● Data to process

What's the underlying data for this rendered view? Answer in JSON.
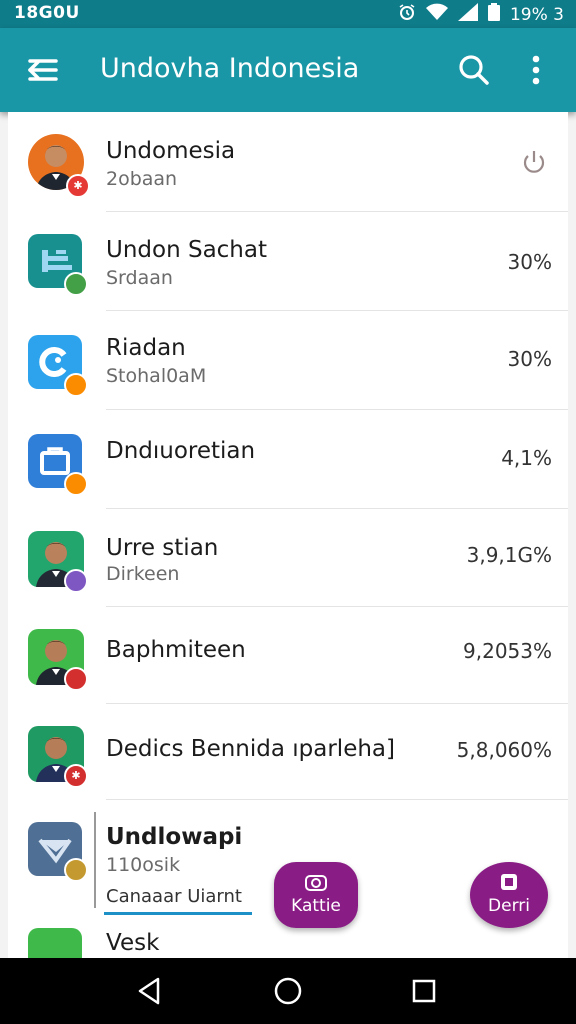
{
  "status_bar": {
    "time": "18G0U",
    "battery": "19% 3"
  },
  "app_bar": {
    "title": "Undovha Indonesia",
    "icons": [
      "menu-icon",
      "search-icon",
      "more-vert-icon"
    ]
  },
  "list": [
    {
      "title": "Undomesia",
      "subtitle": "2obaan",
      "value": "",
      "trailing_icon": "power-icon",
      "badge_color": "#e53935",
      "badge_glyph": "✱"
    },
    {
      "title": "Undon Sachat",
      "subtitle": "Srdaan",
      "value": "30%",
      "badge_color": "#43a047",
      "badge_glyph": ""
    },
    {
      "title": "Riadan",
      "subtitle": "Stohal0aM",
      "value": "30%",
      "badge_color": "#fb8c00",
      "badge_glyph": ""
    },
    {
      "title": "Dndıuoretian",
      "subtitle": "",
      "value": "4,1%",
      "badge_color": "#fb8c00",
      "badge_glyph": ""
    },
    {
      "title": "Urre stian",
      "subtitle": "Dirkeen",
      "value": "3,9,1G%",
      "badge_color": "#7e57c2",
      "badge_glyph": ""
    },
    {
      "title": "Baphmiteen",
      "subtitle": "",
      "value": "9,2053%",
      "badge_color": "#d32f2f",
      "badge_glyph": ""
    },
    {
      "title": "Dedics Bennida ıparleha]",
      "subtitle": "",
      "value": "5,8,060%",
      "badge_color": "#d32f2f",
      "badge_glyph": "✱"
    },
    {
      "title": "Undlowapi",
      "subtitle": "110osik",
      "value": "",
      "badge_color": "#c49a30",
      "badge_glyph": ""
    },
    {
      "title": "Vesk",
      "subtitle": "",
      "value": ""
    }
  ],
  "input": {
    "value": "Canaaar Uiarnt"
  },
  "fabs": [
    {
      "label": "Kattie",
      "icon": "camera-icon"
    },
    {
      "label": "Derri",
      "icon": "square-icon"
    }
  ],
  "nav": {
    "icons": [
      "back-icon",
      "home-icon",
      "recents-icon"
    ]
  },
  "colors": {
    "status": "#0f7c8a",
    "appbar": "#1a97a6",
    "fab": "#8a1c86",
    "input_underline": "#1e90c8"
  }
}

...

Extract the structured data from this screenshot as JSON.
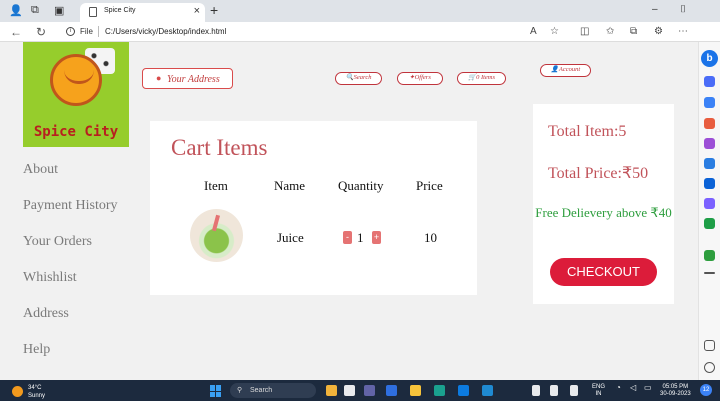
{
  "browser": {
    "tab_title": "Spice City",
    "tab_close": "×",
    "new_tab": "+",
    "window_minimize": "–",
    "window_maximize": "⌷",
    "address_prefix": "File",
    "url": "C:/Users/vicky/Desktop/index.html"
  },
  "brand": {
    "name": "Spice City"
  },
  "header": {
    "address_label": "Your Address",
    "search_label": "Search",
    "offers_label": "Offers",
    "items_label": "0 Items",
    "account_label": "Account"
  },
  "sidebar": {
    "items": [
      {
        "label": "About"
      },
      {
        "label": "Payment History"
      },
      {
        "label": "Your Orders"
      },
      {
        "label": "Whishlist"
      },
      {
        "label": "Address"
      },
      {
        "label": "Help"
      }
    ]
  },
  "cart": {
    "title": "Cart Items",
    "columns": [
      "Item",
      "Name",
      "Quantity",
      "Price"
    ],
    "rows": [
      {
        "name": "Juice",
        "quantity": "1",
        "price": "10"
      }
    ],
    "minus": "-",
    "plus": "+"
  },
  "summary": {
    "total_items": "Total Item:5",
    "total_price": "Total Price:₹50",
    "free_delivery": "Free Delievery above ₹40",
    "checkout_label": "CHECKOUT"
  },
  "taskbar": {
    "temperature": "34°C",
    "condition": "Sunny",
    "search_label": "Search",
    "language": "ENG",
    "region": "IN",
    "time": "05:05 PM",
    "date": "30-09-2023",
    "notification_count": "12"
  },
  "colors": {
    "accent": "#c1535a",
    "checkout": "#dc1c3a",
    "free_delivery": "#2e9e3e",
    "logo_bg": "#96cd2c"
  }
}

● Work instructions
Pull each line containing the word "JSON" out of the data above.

● Finished exercise
What's the underlying data for this rendered view? Answer in JSON.
Extract the structured data from this screenshot as JSON.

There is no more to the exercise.